Start of Dataset records

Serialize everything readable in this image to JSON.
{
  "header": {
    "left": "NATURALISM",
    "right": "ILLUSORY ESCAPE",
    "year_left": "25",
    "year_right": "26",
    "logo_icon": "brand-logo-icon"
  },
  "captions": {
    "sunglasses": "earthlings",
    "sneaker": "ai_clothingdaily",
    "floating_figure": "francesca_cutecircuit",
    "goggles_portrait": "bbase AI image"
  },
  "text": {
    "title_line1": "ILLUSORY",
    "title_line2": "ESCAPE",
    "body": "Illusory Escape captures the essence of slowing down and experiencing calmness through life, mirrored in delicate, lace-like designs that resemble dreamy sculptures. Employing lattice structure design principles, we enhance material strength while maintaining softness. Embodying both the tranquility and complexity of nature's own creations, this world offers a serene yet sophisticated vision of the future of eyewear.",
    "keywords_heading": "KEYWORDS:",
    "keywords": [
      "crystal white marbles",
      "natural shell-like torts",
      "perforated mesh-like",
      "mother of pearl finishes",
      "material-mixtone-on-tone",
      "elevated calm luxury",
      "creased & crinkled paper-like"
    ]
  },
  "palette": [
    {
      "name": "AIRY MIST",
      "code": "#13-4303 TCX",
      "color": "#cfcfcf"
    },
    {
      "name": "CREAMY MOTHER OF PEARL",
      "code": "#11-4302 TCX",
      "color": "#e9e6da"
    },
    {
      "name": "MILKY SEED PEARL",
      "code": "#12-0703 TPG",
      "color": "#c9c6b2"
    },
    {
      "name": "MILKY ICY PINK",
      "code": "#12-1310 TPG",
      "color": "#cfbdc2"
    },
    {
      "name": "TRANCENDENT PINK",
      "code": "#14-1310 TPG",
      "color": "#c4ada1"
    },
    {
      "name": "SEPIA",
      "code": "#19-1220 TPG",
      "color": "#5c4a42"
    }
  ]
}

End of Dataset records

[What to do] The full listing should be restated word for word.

[Task solution]
Serialize everything readable in this image to JSON.
{
  "header": {
    "left": "NATURALISM",
    "right": "ILLUSORY ESCAPE",
    "year_left": "25",
    "year_right": "26",
    "logo_icon": "brand-logo-icon"
  },
  "captions": {
    "sunglasses": "earthlings",
    "sneaker": "ai_clothingdaily",
    "floating_figure": "francesca_cutecircuit",
    "goggles_portrait": "bbase AI image"
  },
  "text": {
    "title_line1": "ILLUSORY",
    "title_line2": "ESCAPE",
    "body": "Illusory Escape captures the essence of slowing down and experiencing calmness through life, mirrored in delicate, lace-like designs that resemble dreamy sculptures. Employing lattice structure design principles, we enhance material strength while maintaining softness. Embodying both the tranquility and complexity of nature's own creations, this world offers a serene yet sophisticated vision of the future of eyewear.",
    "keywords_heading": "KEYWORDS:",
    "keywords": [
      "crystal white marbles",
      "natural shell-like torts",
      "perforated mesh-like",
      "mother of pearl finishes",
      "material-mixtone-on-tone",
      "elevated calm luxury",
      "creased & crinkled paper-like"
    ]
  },
  "palette": [
    {
      "name": "AIRY MIST",
      "code": "#13-4303 TCX",
      "color": "#cfcfcf"
    },
    {
      "name": "CREAMY MOTHER OF PEARL",
      "code": "#11-4302 TCX",
      "color": "#e9e6da"
    },
    {
      "name": "MILKY SEED PEARL",
      "code": "#12-0703 TPG",
      "color": "#c9c6b2"
    },
    {
      "name": "MILKY ICY PINK",
      "code": "#12-1310 TPG",
      "color": "#cfbdc2"
    },
    {
      "name": "TRANCENDENT PINK",
      "code": "#14-1310 TPG",
      "color": "#c4ada1"
    },
    {
      "name": "SEPIA",
      "code": "#19-1220 TPG",
      "color": "#5c4a42"
    }
  ]
}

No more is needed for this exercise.